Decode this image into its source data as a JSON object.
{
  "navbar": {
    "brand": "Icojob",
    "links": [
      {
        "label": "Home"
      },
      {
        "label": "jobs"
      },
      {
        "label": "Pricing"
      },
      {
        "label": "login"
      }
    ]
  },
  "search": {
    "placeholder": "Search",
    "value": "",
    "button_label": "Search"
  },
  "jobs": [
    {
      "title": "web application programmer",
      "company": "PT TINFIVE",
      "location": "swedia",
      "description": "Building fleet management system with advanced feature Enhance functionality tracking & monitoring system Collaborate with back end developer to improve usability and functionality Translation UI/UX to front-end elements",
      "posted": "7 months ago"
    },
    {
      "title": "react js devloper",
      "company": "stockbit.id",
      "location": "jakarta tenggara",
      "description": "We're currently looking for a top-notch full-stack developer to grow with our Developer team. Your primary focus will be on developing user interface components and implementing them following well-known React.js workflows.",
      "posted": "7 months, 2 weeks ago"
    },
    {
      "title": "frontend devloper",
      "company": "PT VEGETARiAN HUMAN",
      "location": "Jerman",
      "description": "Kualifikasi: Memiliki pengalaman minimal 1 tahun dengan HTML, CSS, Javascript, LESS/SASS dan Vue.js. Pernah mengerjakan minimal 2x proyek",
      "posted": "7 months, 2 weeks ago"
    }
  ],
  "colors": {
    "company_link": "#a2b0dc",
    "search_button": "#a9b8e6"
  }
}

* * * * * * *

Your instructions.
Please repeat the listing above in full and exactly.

Result below.
Decode this image into its source data as a JSON object.
{
  "navbar": {
    "brand": "Icojob",
    "links": [
      {
        "label": "Home"
      },
      {
        "label": "jobs"
      },
      {
        "label": "Pricing"
      },
      {
        "label": "login"
      }
    ]
  },
  "search": {
    "placeholder": "Search",
    "value": "",
    "button_label": "Search"
  },
  "jobs": [
    {
      "title": "web application programmer",
      "company": "PT TINFIVE",
      "location": "swedia",
      "description": "Building fleet management system with advanced feature Enhance functionality tracking & monitoring system Collaborate with back end developer to improve usability and functionality Translation UI/UX to front-end elements",
      "posted": "7 months ago"
    },
    {
      "title": "react js devloper",
      "company": "stockbit.id",
      "location": "jakarta tenggara",
      "description": "We're currently looking for a top-notch full-stack developer to grow with our Developer team. Your primary focus will be on developing user interface components and implementing them following well-known React.js workflows.",
      "posted": "7 months, 2 weeks ago"
    },
    {
      "title": "frontend devloper",
      "company": "PT VEGETARiAN HUMAN",
      "location": "Jerman",
      "description": "Kualifikasi: Memiliki pengalaman minimal 1 tahun dengan HTML, CSS, Javascript, LESS/SASS dan Vue.js. Pernah mengerjakan minimal 2x proyek",
      "posted": "7 months, 2 weeks ago"
    }
  ],
  "colors": {
    "company_link": "#a2b0dc",
    "search_button": "#a9b8e6"
  }
}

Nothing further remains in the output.